Facebook also allowed advertisers to obtain personally identifiable information when a user clicked on an ad on his or her Facebook page, the FTC said. And it said Facebook shared user info with outside developers.
Mark Zuckerberg, Facebook's head honcho, acknowledged in a blog post that the company had made "a bunch of mistakes." But he said Facebook was addressing the problems and that it takes users' privacy very seriously.
Most businesses say the same, even though their privacy policies often contain provisions for sharing customers' data with third parties (read: marketers who pay for access to you), and even though customers are routinely forced to "opt out" from such sharing rather than more respectfully being asked to "opt in."
"The reason they prefer 'opt out' is because they know no one would ever opt in," said Ioana Rusu, regulatory counsel for Consumers Union. "Who would go into their privacy settings and say, yes, please track me?"
To provide more privacy online, the FTC is proposing that browser developers and websites give people the ability to block efforts to track their online activities. It also wants businesses to include more privacy protections in their apps, and to be more open in how people's data are used.
"If companies adopt our final recommendations for best practices — and many of them already have — they will be able to innovate and deliver creative new services that consumers can enjoy without sacrificing their privacy," Jon Leibowitz, chairman of the FTC, said in a statement.
For example, Google has built an "Incognito" mode into its Chrome browser, and Mozilla has developed a "Do Not Track" function for its Firefox browser for Android devices.
But here's the thing: It's up to individual companies to decide whether to voluntarily adopt such measures, and how rigorously to enforce them. In other words, the Internet industry would regulate itself.
The FTC also wants Congress to enact laws giving consumers the right to know what sort of information private-sector data brokers are amassing about them. Such companies create files on millions of people based on information from public databases and other sources, and then sell those files to marketers and other business interests.
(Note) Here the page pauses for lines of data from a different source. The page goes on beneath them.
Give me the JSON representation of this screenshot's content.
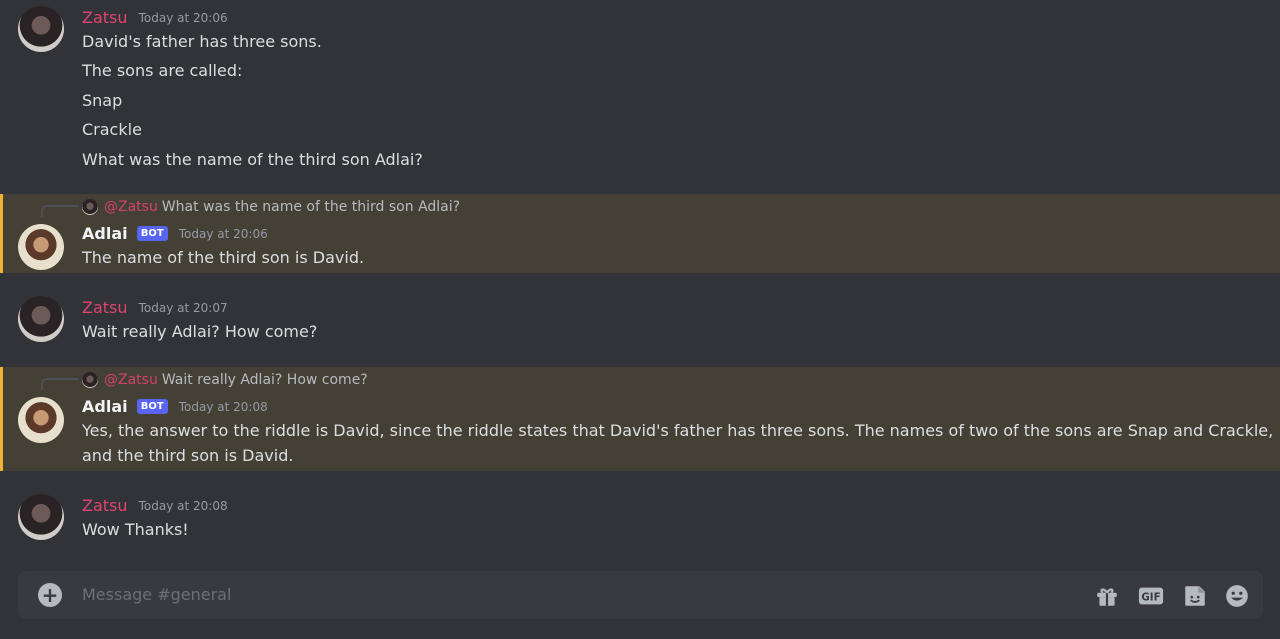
{
  "messages": [
    {
      "author": "Zatsu",
      "timestamp": "Today at 20:06",
      "lines": [
        "David's father has three sons.",
        "The sons are called:",
        "Snap",
        "Crackle",
        "What was the name of the third son Adlai?"
      ]
    },
    {
      "reply_to": {
        "author": "@Zatsu",
        "text": "What was the name of the third son Adlai?"
      },
      "author": "Adlai",
      "badge": "BOT",
      "timestamp": "Today at 20:06",
      "lines": [
        "The name of the third son is David."
      ]
    },
    {
      "author": "Zatsu",
      "timestamp": "Today at 20:07",
      "lines": [
        "Wait really Adlai? How come?"
      ]
    },
    {
      "reply_to": {
        "author": "@Zatsu",
        "text": "Wait really Adlai? How come?"
      },
      "author": "Adlai",
      "badge": "BOT",
      "timestamp": "Today at 20:08",
      "lines": [
        "Yes, the answer to the riddle is David, since the riddle states that David's father has three sons. The names of two of the sons are Snap and Crackle,",
        "and the third son is David."
      ]
    },
    {
      "author": "Zatsu",
      "timestamp": "Today at 20:08",
      "lines": [
        "Wow Thanks!"
      ]
    }
  ],
  "composer": {
    "placeholder": "Message #general",
    "gif_label": "GIF"
  },
  "icons": {
    "add": "plus-circle-icon",
    "gift": "gift-icon",
    "gif": "gif-icon",
    "sticker": "sticker-icon",
    "emoji": "emoji-icon"
  },
  "colors": {
    "background": "#313338",
    "mention_highlight": "#444036",
    "mention_bar": "#f0b232",
    "zatsu_name": "#e0446f",
    "bot_badge": "#5865f2"
  }
}
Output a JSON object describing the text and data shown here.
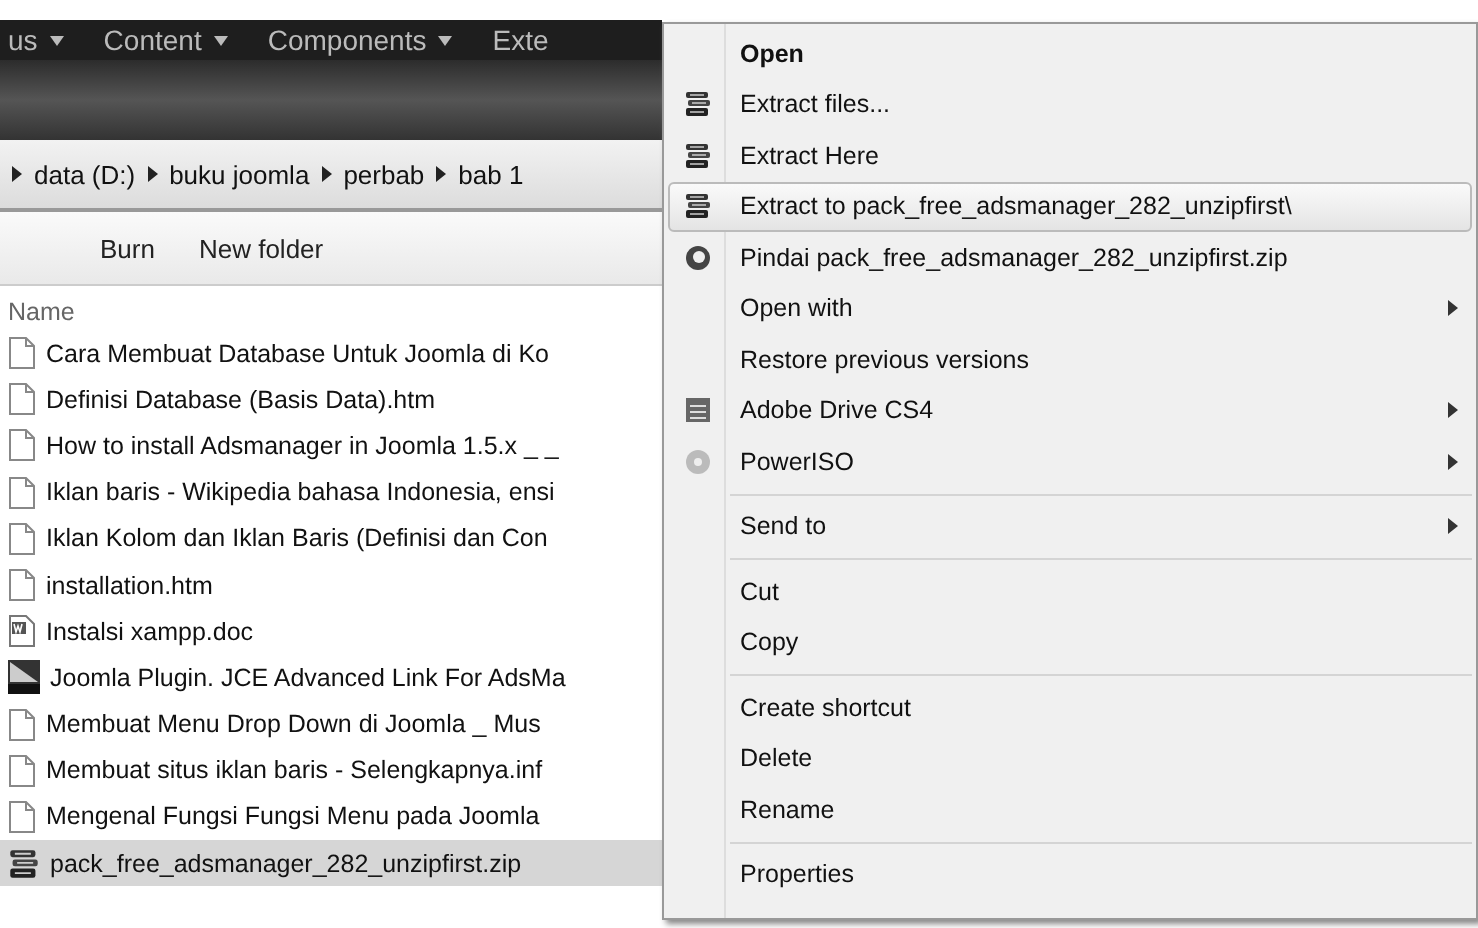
{
  "top_menu": [
    {
      "label": "us",
      "dropdown": true
    },
    {
      "label": "Content",
      "dropdown": true
    },
    {
      "label": "Components",
      "dropdown": true
    },
    {
      "label": "Exte",
      "dropdown": false
    }
  ],
  "breadcrumb": [
    "data (D:)",
    "buku joomla",
    "perbab",
    "bab 1"
  ],
  "toolbar": [
    "Burn",
    "New folder"
  ],
  "file_list": {
    "column": "Name",
    "files": [
      {
        "name": "Cara Membuat Database Untuk Joomla di Ko",
        "kind": "page",
        "selected": false
      },
      {
        "name": "Definisi Database (Basis Data).htm",
        "kind": "page",
        "selected": false
      },
      {
        "name": "How to install Adsmanager in Joomla 1.5.x _ _",
        "kind": "page",
        "selected": false
      },
      {
        "name": "Iklan baris - Wikipedia bahasa Indonesia, ensi",
        "kind": "page",
        "selected": false
      },
      {
        "name": "Iklan Kolom dan Iklan Baris (Definisi dan Con",
        "kind": "page",
        "selected": false
      },
      {
        "name": "installation.htm",
        "kind": "page",
        "selected": false
      },
      {
        "name": "Instalsi xampp.doc",
        "kind": "word",
        "selected": false
      },
      {
        "name": "Joomla Plugin. JCE Advanced Link For AdsMa",
        "kind": "video",
        "selected": false
      },
      {
        "name": "Membuat Menu Drop Down di Joomla _ Mus",
        "kind": "page",
        "selected": false
      },
      {
        "name": "Membuat situs iklan baris - Selengkapnya.inf",
        "kind": "page",
        "selected": false
      },
      {
        "name": "Mengenal Fungsi Fungsi Menu pada Joomla",
        "kind": "page",
        "selected": false
      },
      {
        "name": "pack_free_adsmanager_282_unzipfirst.zip",
        "kind": "archive",
        "selected": true
      }
    ]
  },
  "context_menu": [
    {
      "kind": "item",
      "label": "Open",
      "bold": true,
      "selected": false,
      "submenu": false
    },
    {
      "kind": "archive",
      "label": "Extract files...",
      "selected": false,
      "submenu": false
    },
    {
      "kind": "archive",
      "label": "Extract Here",
      "selected": false,
      "submenu": false
    },
    {
      "kind": "archive",
      "label": "Extract to pack_free_adsmanager_282_unzipfirst\\",
      "selected": true,
      "submenu": false
    },
    {
      "kind": "scan",
      "label": "Pindai pack_free_adsmanager_282_unzipfirst.zip",
      "selected": false,
      "submenu": false
    },
    {
      "kind": "item",
      "label": "Open with",
      "selected": false,
      "submenu": true
    },
    {
      "kind": "item",
      "label": "Restore previous versions",
      "selected": false,
      "submenu": false
    },
    {
      "kind": "drive",
      "label": "Adobe Drive CS4",
      "selected": false,
      "submenu": true
    },
    {
      "kind": "disc",
      "label": "PowerISO",
      "selected": false,
      "submenu": true
    },
    {
      "kind": "separator"
    },
    {
      "kind": "item",
      "label": "Send to",
      "selected": false,
      "submenu": true
    },
    {
      "kind": "separator"
    },
    {
      "kind": "item",
      "label": "Cut",
      "selected": false,
      "submenu": false
    },
    {
      "kind": "item",
      "label": "Copy",
      "selected": false,
      "submenu": false
    },
    {
      "kind": "separator"
    },
    {
      "kind": "item",
      "label": "Create shortcut",
      "selected": false,
      "submenu": false
    },
    {
      "kind": "item",
      "label": "Delete",
      "selected": false,
      "submenu": false
    },
    {
      "kind": "item",
      "label": "Rename",
      "selected": false,
      "submenu": false
    },
    {
      "kind": "separator"
    },
    {
      "kind": "item",
      "label": "Properties",
      "selected": false,
      "submenu": false
    }
  ]
}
Consumers should indeed be able to find out what's being bought and sold in connection with their names, so lawmakers should act on the FTC's proposal. But I'd take this whole thing a big step further.
I propose a law explicitly declaring that a person's personal information belongs to that person, not to the companies it's shared with. Aside from whatever uses are required for routine order fulfillment, no use of anyone's information would be authorized without that person's upfront consent.
Businesses of course would be gob-smacked by the very thought of losing control over customers' data, and would no doubt fight aggressively to maintain the status quo. The depth of Facebook's pockets would become clear very quickly.
But they had their chance, and they've repeatedly let us down. Now they have to win back our trust.
"When consumers give companies information, they're not giving them a license to do whatever they want with it," said Rusu at Consumers Union.
At least that's how it's supposed to be. All evidence to the contrary notwithstanding.
David Lazarus' column runs Tuesdays and Fridays. He also can be seen daily on KTLA-TV Channel 5. Send your tips or feedback to firstname.lastname@example.org.